Though the federal government had announced in the budget that some key development projects would be under the jurisdictions of the provinces, it has now backtracked — and taken them under its control. The projects the federal government has now taken control of include: Ten Mid-Mountain Highway Cities, 15 linkage roads of the postal highway in Tarai-Madhes, Jhamak Kumari Ghimire foundation, nine risky settlements including in Bajura and four municipalities of Province 7 funded by the Asian Development Bank. The budget had stated that these projects would be under the provincial governments’ jurisdiction. According to Krishna Prasad Dawadi, spokesperson for the Ministry of Urban Development, the Cabinet took a decision to that effect on November 19 in consultation with the federal Finance Ministry. The reasons: Provincial governments lacked skilled manpower; had failed to open offices to execute the projects; involvement of foreign donors in the projects; and risk of high variation order on account of delay.
Even more than a decade after the country was declared federal republic, politicians and bureaucrats, it seems, still are refusing to accept the true spirit of federalism. The unitary mode of governance for long was blamed for uneven development and social inequality. Even though the country was declared federal republic in 2008, it took seven years for two constituent assemblies to deliver a constitution ensuring seven provinces and 753 local units. This decentralisation of powers was primarily aimed at taking goods and services to the people’s doorsteps and letting provincial administrations to take care of their development projects on their own, thereby engendering a feeling of ownership among the communities. Since powers remained concentrated in the centre for decades, governance and services had largely remained far from the reach of the people. Hence, there were high expectations among people after provincial governments took shape after the historic elections in December last year.

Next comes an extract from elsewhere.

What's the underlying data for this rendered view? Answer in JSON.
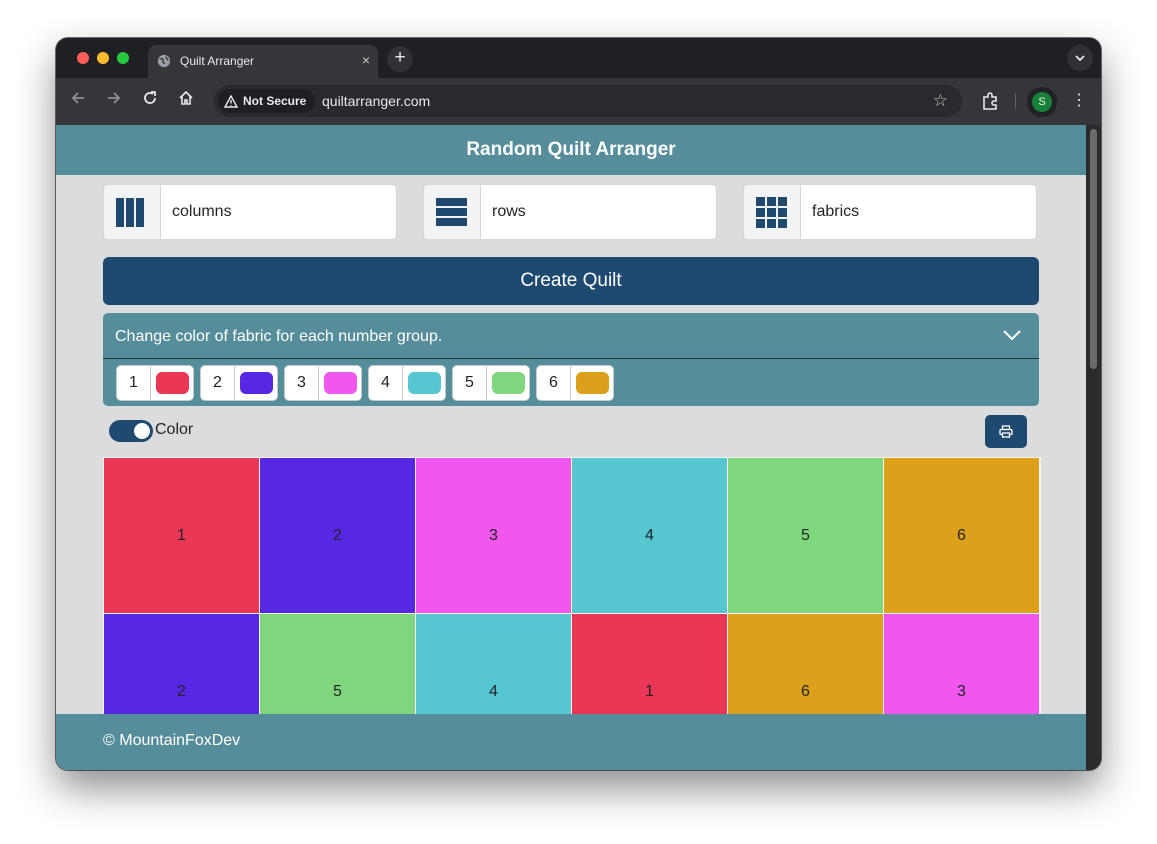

But at a time when the federal government should have been facilitating smooth functioning of the provincial governments, it seems bent on taking back what were already under their jurisdictions. Federalism certainly is a new practice in Nepal, and it will take a lot of efforts to institutionalise it. The immediate steps that were required to strengthen federalism were installing the institutions and equipping them with skilled manpower. But many months have passed even without some crucial umbrella laws which have hampered smooth functioning of the provincial governments. Now taking away the development projects from provincial governments citing “lack of manpower” just does not go well with the spirit of federalism. Federalism, in principle, is an idea consisting of a specific combination of self-rule and of shared rule to ensure coexistence and cooperation of different levels of government. There is reluctance on the part of the Centre to internalise federalism. There still seems to be a hangover from the past when powers resided in the Kathmandu-centric form of government. The federal government should facilitate provincial governments to carry out duties and must delegate power and projects to provinces.
Land use policy
Although the Ministry of Land Reforms and Management with support from the National Planning Commission came out a land use policy way back in 2012, it has yet to come into effect at local levels thanks to the absence of law related to it. The ministry has divided land use into seven different categories: agriculture, forest, residential, commercial, public, industrial, and others. With the elections of three tiers of government, the central government should enact a law related to it at the earliest so that the provincial and local levels can implement it accordingly.
Land is the primary resource of economic base and livelihood. Due to non-implementation of land use policy most of the fertile and arable lands have either been used for residential or commercial purposes or have remained fallow. Fragmentation of land is yet another problem which needs to be tackled without any delay. A large swath of fertile and arable lands must be kept secure only for agriculture which will help ensure food security and food sovereignty. Fertile lands should not be allowed to be used for other purposes.
A version of this article appears in print on December 10, 2018 of The Himalayan Times.